Exactly as they stand, write out all of the entries again.

> _DATA EXTRACTS_:
=== Section Start ===

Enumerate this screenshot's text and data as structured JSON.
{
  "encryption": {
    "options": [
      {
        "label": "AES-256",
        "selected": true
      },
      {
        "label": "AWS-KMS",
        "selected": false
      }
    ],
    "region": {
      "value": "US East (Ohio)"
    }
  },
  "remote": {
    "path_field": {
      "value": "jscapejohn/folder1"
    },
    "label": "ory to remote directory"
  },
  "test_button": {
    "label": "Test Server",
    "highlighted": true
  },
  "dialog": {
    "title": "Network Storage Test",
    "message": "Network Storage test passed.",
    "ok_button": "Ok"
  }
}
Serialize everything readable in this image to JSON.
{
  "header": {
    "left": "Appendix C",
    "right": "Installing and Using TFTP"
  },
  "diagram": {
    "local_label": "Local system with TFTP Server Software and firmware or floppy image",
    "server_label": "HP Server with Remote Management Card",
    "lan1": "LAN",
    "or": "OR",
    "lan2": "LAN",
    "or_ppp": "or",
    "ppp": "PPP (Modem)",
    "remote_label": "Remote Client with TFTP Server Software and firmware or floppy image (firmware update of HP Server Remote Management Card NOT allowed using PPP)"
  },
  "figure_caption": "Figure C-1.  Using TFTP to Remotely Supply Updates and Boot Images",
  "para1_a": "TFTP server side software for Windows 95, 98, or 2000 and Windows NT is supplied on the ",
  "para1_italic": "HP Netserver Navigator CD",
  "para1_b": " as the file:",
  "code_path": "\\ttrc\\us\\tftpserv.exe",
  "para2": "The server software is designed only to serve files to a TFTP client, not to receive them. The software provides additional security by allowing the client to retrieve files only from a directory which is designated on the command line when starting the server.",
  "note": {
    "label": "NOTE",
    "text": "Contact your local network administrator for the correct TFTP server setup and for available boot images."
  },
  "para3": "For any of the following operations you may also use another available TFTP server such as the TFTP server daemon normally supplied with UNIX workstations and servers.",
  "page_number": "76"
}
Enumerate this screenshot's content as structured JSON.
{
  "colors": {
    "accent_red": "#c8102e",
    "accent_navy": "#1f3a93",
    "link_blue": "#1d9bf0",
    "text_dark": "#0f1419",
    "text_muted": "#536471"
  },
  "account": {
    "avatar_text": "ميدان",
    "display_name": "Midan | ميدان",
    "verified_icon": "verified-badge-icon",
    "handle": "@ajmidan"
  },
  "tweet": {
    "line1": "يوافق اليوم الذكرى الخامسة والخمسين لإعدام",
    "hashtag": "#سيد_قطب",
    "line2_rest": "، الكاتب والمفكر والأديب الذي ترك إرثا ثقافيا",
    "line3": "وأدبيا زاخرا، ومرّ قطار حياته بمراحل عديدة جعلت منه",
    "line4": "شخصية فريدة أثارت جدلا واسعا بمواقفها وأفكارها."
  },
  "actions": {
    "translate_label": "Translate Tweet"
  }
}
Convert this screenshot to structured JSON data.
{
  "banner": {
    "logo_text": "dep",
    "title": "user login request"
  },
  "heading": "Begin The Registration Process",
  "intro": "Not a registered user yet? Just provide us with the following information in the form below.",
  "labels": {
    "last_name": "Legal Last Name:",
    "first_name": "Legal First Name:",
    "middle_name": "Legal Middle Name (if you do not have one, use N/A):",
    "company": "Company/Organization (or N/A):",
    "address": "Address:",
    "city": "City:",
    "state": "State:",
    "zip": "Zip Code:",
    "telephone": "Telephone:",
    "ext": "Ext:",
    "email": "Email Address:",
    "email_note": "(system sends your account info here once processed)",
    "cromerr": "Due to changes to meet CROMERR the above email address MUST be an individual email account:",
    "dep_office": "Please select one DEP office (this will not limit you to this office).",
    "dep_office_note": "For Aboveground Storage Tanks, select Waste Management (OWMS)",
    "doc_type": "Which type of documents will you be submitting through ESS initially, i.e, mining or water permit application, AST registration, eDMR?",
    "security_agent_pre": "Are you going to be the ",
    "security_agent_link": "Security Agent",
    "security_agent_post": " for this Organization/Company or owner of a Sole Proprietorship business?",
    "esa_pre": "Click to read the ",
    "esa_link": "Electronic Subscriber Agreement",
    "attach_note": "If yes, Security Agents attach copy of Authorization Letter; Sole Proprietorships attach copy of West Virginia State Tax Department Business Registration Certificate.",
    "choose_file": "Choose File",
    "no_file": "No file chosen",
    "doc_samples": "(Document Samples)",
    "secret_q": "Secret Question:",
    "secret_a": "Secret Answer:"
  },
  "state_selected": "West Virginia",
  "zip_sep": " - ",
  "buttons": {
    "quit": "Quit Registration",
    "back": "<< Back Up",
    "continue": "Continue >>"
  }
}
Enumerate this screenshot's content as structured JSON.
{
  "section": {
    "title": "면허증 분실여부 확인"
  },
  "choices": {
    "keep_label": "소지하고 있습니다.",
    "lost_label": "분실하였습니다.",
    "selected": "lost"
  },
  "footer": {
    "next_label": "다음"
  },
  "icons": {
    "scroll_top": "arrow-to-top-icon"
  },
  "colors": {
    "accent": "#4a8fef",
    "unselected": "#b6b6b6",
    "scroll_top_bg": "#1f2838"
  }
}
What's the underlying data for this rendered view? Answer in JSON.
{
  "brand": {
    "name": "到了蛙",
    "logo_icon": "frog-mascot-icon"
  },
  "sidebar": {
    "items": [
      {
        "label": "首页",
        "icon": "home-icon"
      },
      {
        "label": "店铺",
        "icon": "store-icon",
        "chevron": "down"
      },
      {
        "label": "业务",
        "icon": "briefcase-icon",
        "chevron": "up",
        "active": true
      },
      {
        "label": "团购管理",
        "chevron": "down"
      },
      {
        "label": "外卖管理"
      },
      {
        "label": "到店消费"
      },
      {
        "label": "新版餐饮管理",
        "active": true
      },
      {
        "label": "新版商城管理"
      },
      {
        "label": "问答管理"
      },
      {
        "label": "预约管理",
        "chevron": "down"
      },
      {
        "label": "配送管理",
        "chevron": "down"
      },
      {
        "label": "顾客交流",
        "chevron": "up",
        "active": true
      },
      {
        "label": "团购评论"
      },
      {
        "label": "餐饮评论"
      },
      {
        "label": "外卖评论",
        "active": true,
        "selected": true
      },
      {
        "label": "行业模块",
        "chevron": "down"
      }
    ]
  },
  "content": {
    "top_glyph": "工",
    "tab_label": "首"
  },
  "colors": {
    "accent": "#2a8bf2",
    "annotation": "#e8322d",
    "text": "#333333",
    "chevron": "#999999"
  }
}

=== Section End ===

> _TASK RESPONSE_:
Enumerate this screenshot's text and data as structured JSON.
{
  "encryption": {
    "options": [
      {
        "label": "AES-256",
        "selected": true
      },
      {
        "label": "AWS-KMS",
        "selected": false
      }
    ],
    "region": {
      "value": "US East (Ohio)"
    }
  },
  "remote": {
    "path_field": {
      "value": "jscapejohn/folder1"
    },
    "label": "ory to remote directory"
  },
  "test_button": {
    "label": "Test Server",
    "highlighted": true
  },
  "dialog": {
    "title": "Network Storage Test",
    "message": "Network Storage test passed.",
    "ok_button": "Ok"
  }
}
Serialize everything readable in this image to JSON.
{
  "header": {
    "left": "Appendix C",
    "right": "Installing and Using TFTP"
  },
  "diagram": {
    "local_label": "Local system with TFTP Server Software and firmware or floppy image",
    "server_label": "HP Server with Remote Management Card",
    "lan1": "LAN",
    "or": "OR",
    "lan2": "LAN",
    "or_ppp": "or",
    "ppp": "PPP (Modem)",
    "remote_label": "Remote Client with TFTP Server Software and firmware or floppy image (firmware update of HP Server Remote Management Card NOT allowed using PPP)"
  },
  "figure_caption": "Figure C-1.  Using TFTP to Remotely Supply Updates and Boot Images",
  "para1_a": "TFTP server side software for Windows 95, 98, or 2000 and Windows NT is supplied on the ",
  "para1_italic": "HP Netserver Navigator CD",
  "para1_b": " as the file:",
  "code_path": "\\ttrc\\us\\tftpserv.exe",
  "para2": "The server software is designed only to serve files to a TFTP client, not to receive them. The software provides additional security by allowing the client to retrieve files only from a directory which is designated on the command line when starting the server.",
  "note": {
    "label": "NOTE",
    "text": "Contact your local network administrator for the correct TFTP server setup and for available boot images."
  },
  "para3": "For any of the following operations you may also use another available TFTP server such as the TFTP server daemon normally supplied with UNIX workstations and servers.",
  "page_number": "76"
}
Enumerate this screenshot's content as structured JSON.
{
  "colors": {
    "accent_red": "#c8102e",
    "accent_navy": "#1f3a93",
    "link_blue": "#1d9bf0",
    "text_dark": "#0f1419",
    "text_muted": "#536471"
  },
  "account": {
    "avatar_text": "ميدان",
    "display_name": "Midan | ميدان",
    "verified_icon": "verified-badge-icon",
    "handle": "@ajmidan"
  },
  "tweet": {
    "line1": "يوافق اليوم الذكرى الخامسة والخمسين لإعدام",
    "hashtag": "#سيد_قطب",
    "line2_rest": "، الكاتب والمفكر والأديب الذي ترك إرثا ثقافيا",
    "line3": "وأدبيا زاخرا، ومرّ قطار حياته بمراحل عديدة جعلت منه",
    "line4": "شخصية فريدة أثارت جدلا واسعا بمواقفها وأفكارها."
  },
  "actions": {
    "translate_label": "Translate Tweet"
  }
}
Convert this screenshot to structured JSON data.
{
  "banner": {
    "logo_text": "dep",
    "title": "user login request"
  },
  "heading": "Begin The Registration Process",
  "intro": "Not a registered user yet? Just provide us with the following information in the form below.",
  "labels": {
    "last_name": "Legal Last Name:",
    "first_name": "Legal First Name:",
    "middle_name": "Legal Middle Name (if you do not have one, use N/A):",
    "company": "Company/Organization (or N/A):",
    "address": "Address:",
    "city": "City:",
    "state": "State:",
    "zip": "Zip Code:",
    "telephone": "Telephone:",
    "ext": "Ext:",
    "email": "Email Address:",
    "email_note": "(system sends your account info here once processed)",
    "cromerr": "Due to changes to meet CROMERR the above email address MUST be an individual email account:",
    "dep_office": "Please select one DEP office (this will not limit you to this office).",
    "dep_office_note": "For Aboveground Storage Tanks, select Waste Management (OWMS)",
    "doc_type": "Which type of documents will you be submitting through ESS initially, i.e, mining or water permit application, AST registration, eDMR?",
    "security_agent_pre": "Are you going to be the ",
    "security_agent_link": "Security Agent",
    "security_agent_post": " for this Organization/Company or owner of a Sole Proprietorship business?",
    "esa_pre": "Click to read the ",
    "esa_link": "Electronic Subscriber Agreement",
    "attach_note": "If yes, Security Agents attach copy of Authorization Letter; Sole Proprietorships attach copy of West Virginia State Tax Department Business Registration Certificate.",
    "choose_file": "Choose File",
    "no_file": "No file chosen",
    "doc_samples": "(Document Samples)",
    "secret_q": "Secret Question:",
    "secret_a": "Secret Answer:"
  },
  "state_selected": "West Virginia",
  "zip_sep": " - ",
  "buttons": {
    "quit": "Quit Registration",
    "back": "<< Back Up",
    "continue": "Continue >>"
  }
}
Enumerate this screenshot's content as structured JSON.
{
  "section": {
    "title": "면허증 분실여부 확인"
  },
  "choices": {
    "keep_label": "소지하고 있습니다.",
    "lost_label": "분실하였습니다.",
    "selected": "lost"
  },
  "footer": {
    "next_label": "다음"
  },
  "icons": {
    "scroll_top": "arrow-to-top-icon"
  },
  "colors": {
    "accent": "#4a8fef",
    "unselected": "#b6b6b6",
    "scroll_top_bg": "#1f2838"
  }
}
What's the underlying data for this rendered view? Answer in JSON.
{
  "brand": {
    "name": "到了蛙",
    "logo_icon": "frog-mascot-icon"
  },
  "sidebar": {
    "items": [
      {
        "label": "首页",
        "icon": "home-icon"
      },
      {
        "label": "店铺",
        "icon": "store-icon",
        "chevron": "down"
      },
      {
        "label": "业务",
        "icon": "briefcase-icon",
        "chevron": "up",
        "active": true
      },
      {
        "label": "团购管理",
        "chevron": "down"
      },
      {
        "label": "外卖管理"
      },
      {
        "label": "到店消费"
      },
      {
        "label": "新版餐饮管理",
        "active": true
      },
      {
        "label": "新版商城管理"
      },
      {
        "label": "问答管理"
      },
      {
        "label": "预约管理",
        "chevron": "down"
      },
      {
        "label": "配送管理",
        "chevron": "down"
      },
      {
        "label": "顾客交流",
        "chevron": "up",
        "active": true
      },
      {
        "label": "团购评论"
      },
      {
        "label": "餐饮评论"
      },
      {
        "label": "外卖评论",
        "active": true,
        "selected": true
      },
      {
        "label": "行业模块",
        "chevron": "down"
      }
    ]
  },
  "content": {
    "top_glyph": "工",
    "tab_label": "首"
  },
  "colors": {
    "accent": "#2a8bf2",
    "annotation": "#e8322d",
    "text": "#333333",
    "chevron": "#999999"
  }
}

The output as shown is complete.